losing season over the last eight years.
Jones believes Tennessee can recapture its past glory.
”Our fan base and myself have the same expectations,” Jones
said. ”We’re working to be the best. We’re working to be No. 1
every day. We’re working to be national champions, and we’re
working to be SEC champions. This program has done it, and we’ll do
Hart said at the start of the search that head coaching
experience was ”critically important” and that he wanted a coach
who ”knows the difficulty of climbing the ladder in the SEC.”
Jones lacks SEC experience, but his teams have earned at least a
share of a conference title in four of his six seasons as a head
”Les Miles and Nick Saban had zero SEC experience when they
came into this league,” Jones said.
After replacing Notre Dame coach Brian Kelly at Central Michigan
and then again at Cincinnati, Jones maintained the momentum his
predecessor had established at each school.
In Jones’ three-year stint at Central Michigan, the Chippewas
won two Mid-American Conference championships. Jones went 4-8 in
his first year at Cincinnati, but the Bearcats are 19-6 since and
have tied for first place in the Big East each of the last two
seasons. Cincinnati’s 2011 season included a 45-23 loss at
Jones, the third consecutive Cincinnati coach to leave after
three years, signed a contract extension after the 2011 season that
included a $1.4 million buyout if he left before Jan. 1. Mark
Dantonio went 18-17 at Cincinnati from 2004-06 before Michigan
State hired him away. Kelly posted a 34-6 record before leaving for
Cincinnati has made defensive line coach Steve Stripling its
interim head coach for the Dec. 27 Belk Bowl against Duke in

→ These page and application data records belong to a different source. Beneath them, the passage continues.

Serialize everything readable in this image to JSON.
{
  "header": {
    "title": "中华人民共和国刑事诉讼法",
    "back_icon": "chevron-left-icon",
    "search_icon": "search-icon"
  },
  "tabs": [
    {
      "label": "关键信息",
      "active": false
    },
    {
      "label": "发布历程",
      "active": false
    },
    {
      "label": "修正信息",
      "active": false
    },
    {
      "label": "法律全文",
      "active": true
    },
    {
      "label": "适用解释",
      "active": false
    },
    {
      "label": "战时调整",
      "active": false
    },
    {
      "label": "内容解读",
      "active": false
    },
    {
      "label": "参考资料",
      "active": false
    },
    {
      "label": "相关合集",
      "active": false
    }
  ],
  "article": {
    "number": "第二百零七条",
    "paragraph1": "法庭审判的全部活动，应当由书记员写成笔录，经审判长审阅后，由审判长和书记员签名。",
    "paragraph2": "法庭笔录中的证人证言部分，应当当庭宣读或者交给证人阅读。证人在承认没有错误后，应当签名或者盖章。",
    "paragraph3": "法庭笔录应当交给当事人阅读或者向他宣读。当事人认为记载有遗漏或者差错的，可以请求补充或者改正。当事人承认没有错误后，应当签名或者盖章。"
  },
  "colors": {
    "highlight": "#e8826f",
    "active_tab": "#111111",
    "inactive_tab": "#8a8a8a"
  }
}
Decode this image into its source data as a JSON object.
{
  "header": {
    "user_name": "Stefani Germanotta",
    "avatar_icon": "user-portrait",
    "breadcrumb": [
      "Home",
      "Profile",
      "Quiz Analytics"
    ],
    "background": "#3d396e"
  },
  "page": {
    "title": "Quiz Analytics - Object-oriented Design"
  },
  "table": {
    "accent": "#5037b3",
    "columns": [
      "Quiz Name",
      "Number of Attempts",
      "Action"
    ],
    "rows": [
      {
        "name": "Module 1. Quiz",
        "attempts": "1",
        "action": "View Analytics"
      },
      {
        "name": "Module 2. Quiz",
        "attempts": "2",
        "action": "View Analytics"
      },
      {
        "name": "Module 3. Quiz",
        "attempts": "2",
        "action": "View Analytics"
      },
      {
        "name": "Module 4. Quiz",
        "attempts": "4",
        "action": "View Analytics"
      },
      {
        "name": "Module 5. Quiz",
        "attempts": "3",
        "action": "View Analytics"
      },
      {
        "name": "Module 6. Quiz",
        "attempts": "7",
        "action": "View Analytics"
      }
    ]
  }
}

Charlotte, N.C., while it begins searching for Jones’
”Obviously we’d like to find somebody who would be committed
here for a long time, and I think we’re prepared to make those
investments necessary to do that,” Babcock said.
Now that he’s left Cincinnati for Tennessee, Jones has plenty of
He must restore a sense of order to a program that has lacked
stability amid all these coaching changes. He also must win over a
fan base that sought a bigger name and doesn’t know much about him
beyond the fact his Bearcats couldn’t beat Dooley’s Vols a year
”You don’t move backward,” Hart said. ”You move forward. I
think that’s what we have to do now as a fan base. Our alumni, our
fan base, we’ve got to come back together as one. We’ve got to come
back together and get Tennessee football back where we all want
Hart believes he’s found the guy to get Tennessee there, even if
he wasn’t the Vols’ first pick.
AP Sports Writers Joe Kay in Cincinnati, Larry Lage in Ann
Arbor, Mich., and Teresa Walker in Nashville, contributed to this